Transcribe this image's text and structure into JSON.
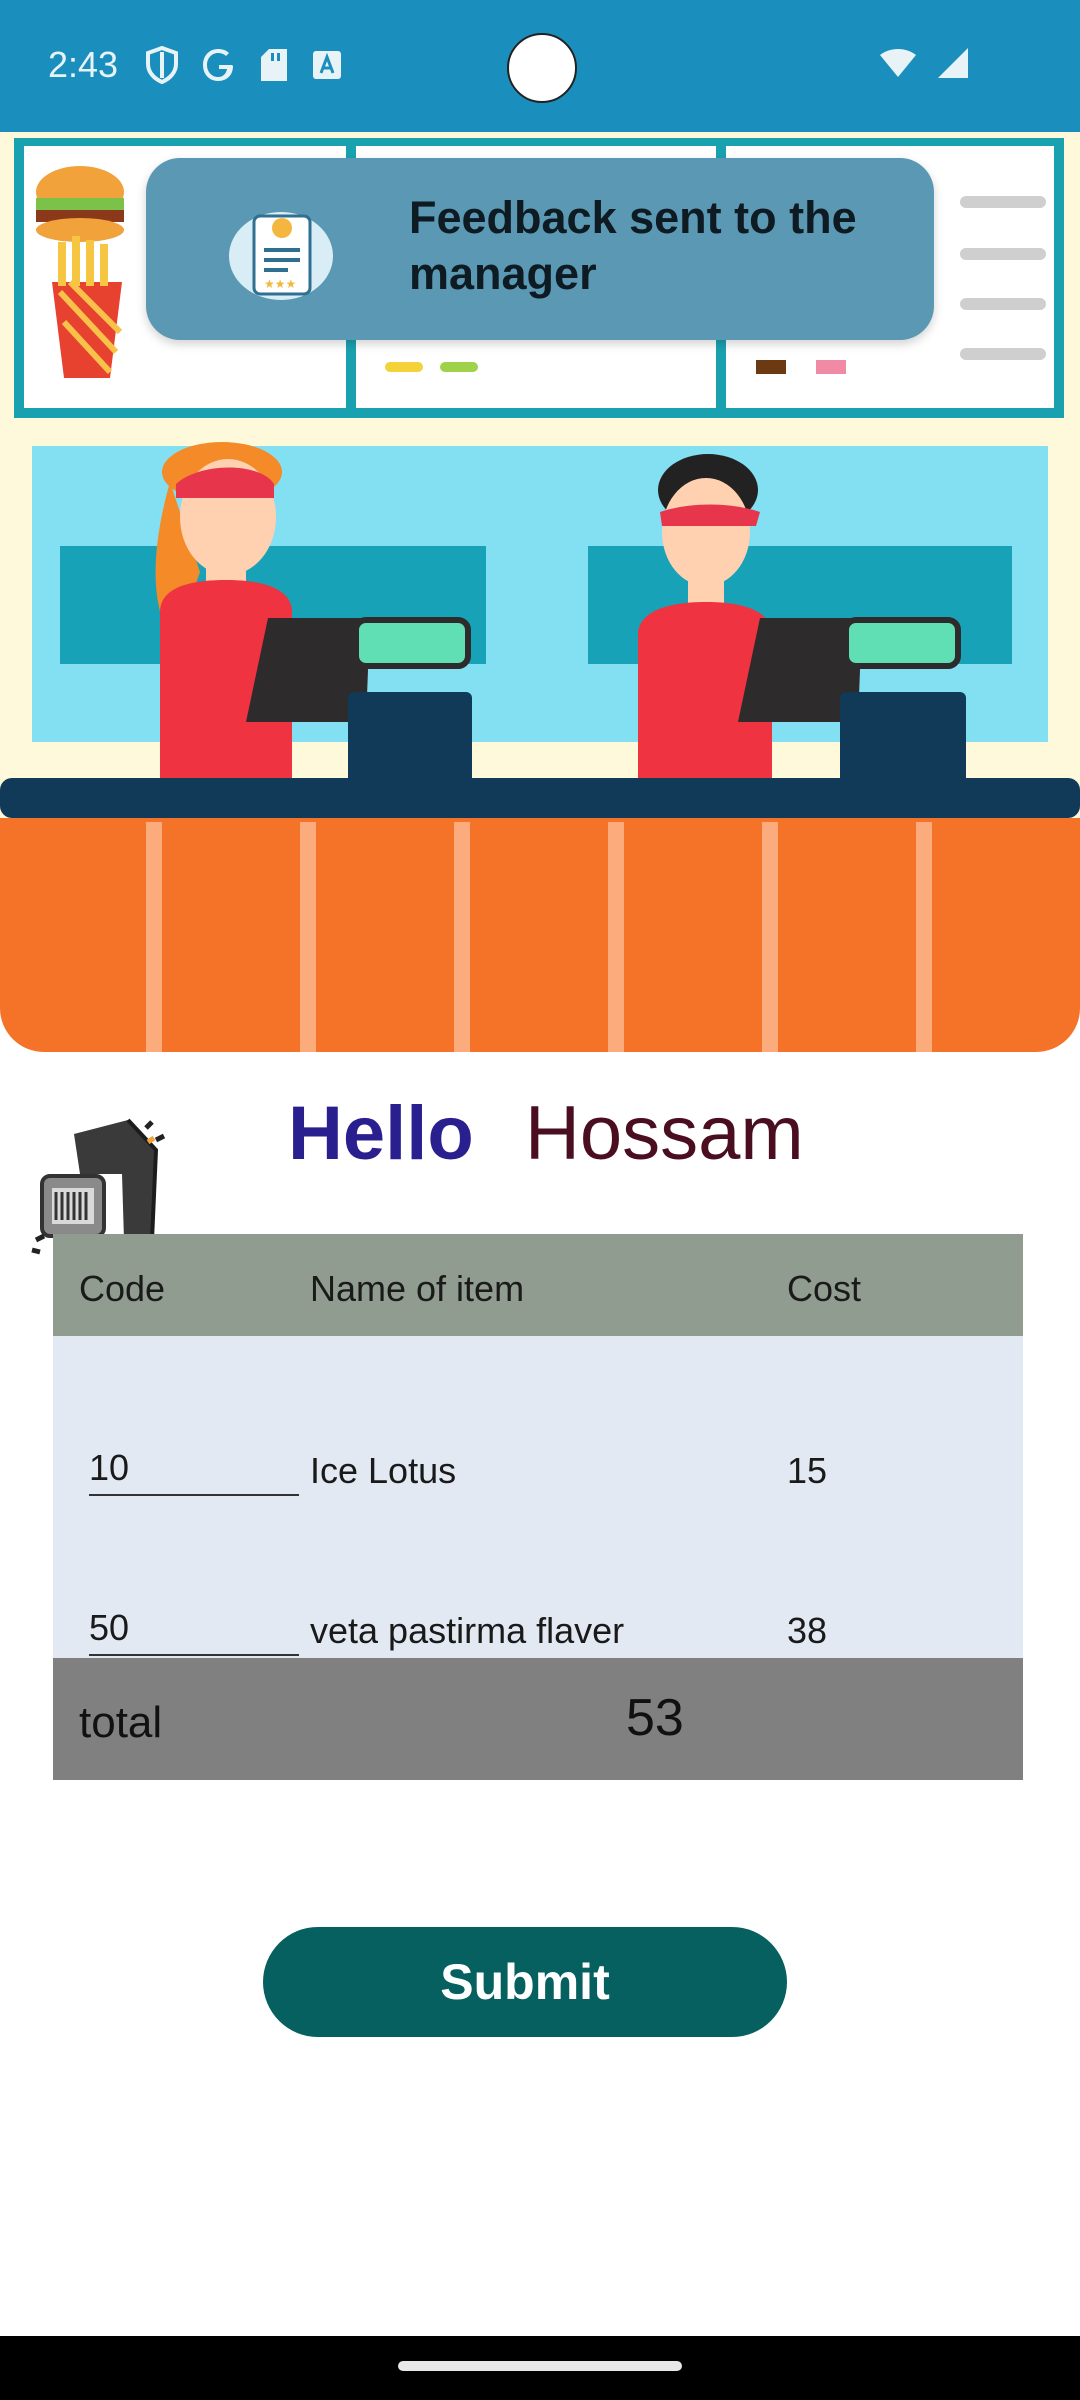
{
  "status_bar": {
    "time": "2:43",
    "left_icons": [
      "shield-icon",
      "google-icon",
      "sd-card-icon",
      "font-download-icon"
    ],
    "right_icons": [
      "wifi-icon",
      "cellular-signal-icon"
    ]
  },
  "toast": {
    "message": "Feedback sent to the manager",
    "icon": "feedback-form-icon"
  },
  "greeting": {
    "hello": "Hello",
    "name": "Hossam"
  },
  "table": {
    "headers": {
      "code": "Code",
      "name": "Name of item",
      "cost": "Cost"
    },
    "rows": [
      {
        "code": "10",
        "name": "Ice Lotus",
        "cost": "15"
      },
      {
        "code": "50",
        "name": "veta pastirma flaver",
        "cost": "38"
      }
    ],
    "total_label": "total",
    "total_value": "53"
  },
  "actions": {
    "submit_label": "Submit"
  },
  "colors": {
    "status_bar": "#1a8fbd",
    "toast_bg": "#5b98b3",
    "hello_color": "#2a1f8f",
    "name_color": "#4a0e20",
    "header_bg": "#909c8f",
    "rows_bg": "#e3e9f2",
    "footer_bg": "#808080",
    "submit_bg": "#066060"
  }
}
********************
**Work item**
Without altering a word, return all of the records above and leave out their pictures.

**Solution to the problem**
Transcribe this image's text and structure into JSON.
{
  "status_bar": {
    "time": "2:43",
    "left_icons": [
      "shield-icon",
      "google-icon",
      "sd-card-icon",
      "font-download-icon"
    ],
    "right_icons": [
      "wifi-icon",
      "cellular-signal-icon"
    ]
  },
  "toast": {
    "message": "Feedback sent to the manager",
    "icon": "feedback-form-icon"
  },
  "greeting": {
    "hello": "Hello",
    "name": "Hossam"
  },
  "table": {
    "headers": {
      "code": "Code",
      "name": "Name of item",
      "cost": "Cost"
    },
    "rows": [
      {
        "code": "10",
        "name": "Ice Lotus",
        "cost": "15"
      },
      {
        "code": "50",
        "name": "veta pastirma flaver",
        "cost": "38"
      }
    ],
    "total_label": "total",
    "total_value": "53"
  },
  "actions": {
    "submit_label": "Submit"
  },
  "colors": {
    "status_bar": "#1a8fbd",
    "toast_bg": "#5b98b3",
    "hello_color": "#2a1f8f",
    "name_color": "#4a0e20",
    "header_bg": "#909c8f",
    "rows_bg": "#e3e9f2",
    "footer_bg": "#808080",
    "submit_bg": "#066060"
  }
}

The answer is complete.